An interesting part of this division is that it includes teams from all three current Western Conference divisions. Most importantly, it moves the Minnesota Timberwolves out, who is currently in the same division as the Portland Trailblazers. The Northwest division currently aligned in the NBA is a very expansive division, this new alignment cuts the distance between teams significantly.
As mentioned in part one, I chose to split up the Los Angeles teams, put the Clippers in the new Central division. Putting the Clips in this division creates more travel for these teams, but splitting up teams in the same city gives the opportunity for a city to better host two playoff teams at the same time. Aside from LA (there’s always exceptions when drawing conference/division lines), the teams in the Central division are similar cultures and markets.
Three of the five markets are in the bottom half of the league: Denver, Salt Lake City, and Oklahoma City. Considering the dominance of the LA market by the Lakers, the Clippers could also be considered a smaller market. Dallas is an established franchise in a large market, a history of star players, and an owner that is very much invested in the team. The markets mirror each other, the cultures and fan bases are dedicated to the teams because of their small(ish) markets, and the teams are more centrally located to one another.

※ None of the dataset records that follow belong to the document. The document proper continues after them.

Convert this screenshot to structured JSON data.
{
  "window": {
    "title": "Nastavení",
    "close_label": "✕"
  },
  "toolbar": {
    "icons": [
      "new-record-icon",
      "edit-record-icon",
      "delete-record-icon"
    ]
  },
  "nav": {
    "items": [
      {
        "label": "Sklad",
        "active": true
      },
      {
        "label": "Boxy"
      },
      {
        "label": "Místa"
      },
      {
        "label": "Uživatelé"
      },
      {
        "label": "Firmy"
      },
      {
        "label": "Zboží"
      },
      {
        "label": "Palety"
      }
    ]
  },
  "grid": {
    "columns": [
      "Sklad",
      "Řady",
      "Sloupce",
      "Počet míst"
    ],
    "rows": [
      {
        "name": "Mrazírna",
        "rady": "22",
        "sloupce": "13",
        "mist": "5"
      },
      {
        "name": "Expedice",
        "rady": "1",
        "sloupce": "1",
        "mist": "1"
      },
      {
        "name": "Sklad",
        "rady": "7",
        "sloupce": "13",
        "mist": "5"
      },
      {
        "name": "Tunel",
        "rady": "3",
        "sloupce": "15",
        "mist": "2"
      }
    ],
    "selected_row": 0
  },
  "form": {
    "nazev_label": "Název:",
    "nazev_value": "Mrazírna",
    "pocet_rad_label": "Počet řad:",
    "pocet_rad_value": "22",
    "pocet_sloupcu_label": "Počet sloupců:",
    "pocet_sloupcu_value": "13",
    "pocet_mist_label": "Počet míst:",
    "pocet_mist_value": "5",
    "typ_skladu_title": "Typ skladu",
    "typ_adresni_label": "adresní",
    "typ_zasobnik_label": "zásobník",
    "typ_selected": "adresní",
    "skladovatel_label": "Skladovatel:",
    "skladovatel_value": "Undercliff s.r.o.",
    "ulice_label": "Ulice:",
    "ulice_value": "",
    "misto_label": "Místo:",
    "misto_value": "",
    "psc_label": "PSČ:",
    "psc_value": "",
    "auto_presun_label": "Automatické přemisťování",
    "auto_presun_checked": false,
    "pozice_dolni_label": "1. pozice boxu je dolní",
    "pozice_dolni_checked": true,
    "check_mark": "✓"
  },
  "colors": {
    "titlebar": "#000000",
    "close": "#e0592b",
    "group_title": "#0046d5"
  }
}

As for the last division of the SouthWest conference:
Gulf Coast Division
If you take a look at the map of these teams, these teams follow the gulf coastline from Texas to Florida. Yes, I am aware that Miami is actually located on the opposite side of Florida, but its close enough. These teams will definitely have scenic travels to one other.
This is the first realignment to include teams from both current conferences. Miami and Orlando are bother in the Eastern Conference and now are being shifted into a division with three Western Conference teams. The newly created Gulf Coast division includes teams from three current divisions, create a whole new level of competition within this new division.
Aside from including teams from the two conferences, there is a nice balance of markets within these five teams. These teams hold markets that make up the middle part of the ranks within current NBA teams, New Orleans rounding out the bottom of the list just below our beloved Memphis Grizzlies.
An interesting part of this division is that there are contradicting basketball cultures; look at the Spurs, all business all the time, its almost as if the team doesn’t have fun playing basketball. Then there is the Rockets, who have been known to play up-tempo and more relaxed. There are also two teams that are still establishing a substantial culture: Orlando Magic and New Orleans Pelicans. NBA basketball has a rocky history in both of those cities who are working hard to not only overcome the small market, but establish themselves in NBA relevancy.
These two divisions wrap up the SouthWest conference. The imaginary line from Jacksonville to Seattle will be crossed in the introduction of the NorthEast divisions. Continue to check back here at GBB for the final three divisions. As I have drawn them, below is the three divisions already discussed.
Los Angeles Clippers, Utah Jazz, Denver Nuggets, Oklahoma City Thunder, Dallas Mavericks
San Antonio Spurs, Houston Rockets, New Orleans Pelicans, Orlando Magic, Miami Heat